The sad state of music journalism today
There was a time when music criticism, despite Frank Zappa's critique, was a respectable, honest and enlightening art form, no less than literary or film criticism.
But this story in Maxim magazine, sent to me by Ben Marks, shows the soft white underbelly of modern music journalism.
Maxim reviewed the Black Crowes album.....without listening to it. That ranks up there with some of the worst I've seen.
In more than a decade in the field, I've seen a reviewer review a canceled concert (gunplay between the Luniz and Too Short ended a Summer Jam show at Shoreline Amphitheatre, but the Contra Costa Times's critic still wrote about bands that never performed. The really dumb thing was, the show was broadcast live on radio, and he still didn't bother to tune in.)
I've seen a critic plagiarize an American Idol review from Entertainment Weekly and get busted because one of the newspapers' managers was as the show with his children, and they knew different songs were sung than were reported.
The same critic wrote a Grammy story about tributes to the Beetles and Bob Dillon, and kept her job.
I don't know how the editors of Maxim can justify this one. Really, they can't.
But maybe fake reviews go along with fake boobs.
And do you remember Zappa's view of music criticism?

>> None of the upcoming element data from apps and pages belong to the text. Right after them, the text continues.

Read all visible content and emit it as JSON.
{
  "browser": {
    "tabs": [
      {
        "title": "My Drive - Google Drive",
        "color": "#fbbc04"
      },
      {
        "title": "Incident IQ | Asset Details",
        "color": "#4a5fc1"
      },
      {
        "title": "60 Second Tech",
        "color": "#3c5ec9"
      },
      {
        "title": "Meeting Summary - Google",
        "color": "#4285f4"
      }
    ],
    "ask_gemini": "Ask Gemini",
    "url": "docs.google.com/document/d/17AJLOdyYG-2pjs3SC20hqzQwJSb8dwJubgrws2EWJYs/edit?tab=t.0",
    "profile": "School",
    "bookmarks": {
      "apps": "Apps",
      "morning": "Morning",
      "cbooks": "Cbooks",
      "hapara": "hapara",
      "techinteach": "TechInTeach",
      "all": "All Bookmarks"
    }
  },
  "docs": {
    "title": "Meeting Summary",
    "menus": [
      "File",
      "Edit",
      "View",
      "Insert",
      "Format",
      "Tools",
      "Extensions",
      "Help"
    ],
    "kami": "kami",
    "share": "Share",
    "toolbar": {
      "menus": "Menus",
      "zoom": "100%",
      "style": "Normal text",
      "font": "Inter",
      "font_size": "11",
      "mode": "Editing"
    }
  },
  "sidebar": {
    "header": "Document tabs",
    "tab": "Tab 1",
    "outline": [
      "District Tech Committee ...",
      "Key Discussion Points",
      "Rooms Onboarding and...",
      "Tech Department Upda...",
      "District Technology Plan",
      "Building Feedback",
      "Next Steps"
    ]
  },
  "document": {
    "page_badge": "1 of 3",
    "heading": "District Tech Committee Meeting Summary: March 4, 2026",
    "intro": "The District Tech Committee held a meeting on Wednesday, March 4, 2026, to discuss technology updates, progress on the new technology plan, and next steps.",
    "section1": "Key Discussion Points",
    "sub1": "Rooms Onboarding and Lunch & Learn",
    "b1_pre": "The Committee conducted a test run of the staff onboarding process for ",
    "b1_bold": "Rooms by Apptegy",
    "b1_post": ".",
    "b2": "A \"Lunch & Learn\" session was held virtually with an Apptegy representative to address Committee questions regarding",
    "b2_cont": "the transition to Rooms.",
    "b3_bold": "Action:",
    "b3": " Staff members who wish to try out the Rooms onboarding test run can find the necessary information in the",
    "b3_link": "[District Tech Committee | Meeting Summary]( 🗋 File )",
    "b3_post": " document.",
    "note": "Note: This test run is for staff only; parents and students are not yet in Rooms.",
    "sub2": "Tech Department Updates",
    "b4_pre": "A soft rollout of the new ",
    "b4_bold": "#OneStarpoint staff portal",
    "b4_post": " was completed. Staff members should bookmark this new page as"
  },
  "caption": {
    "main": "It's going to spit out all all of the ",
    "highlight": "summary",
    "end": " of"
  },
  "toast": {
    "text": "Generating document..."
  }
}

"Most rock journalism is people who can't write, interviewing people who can't talk, for people who can't read," he said.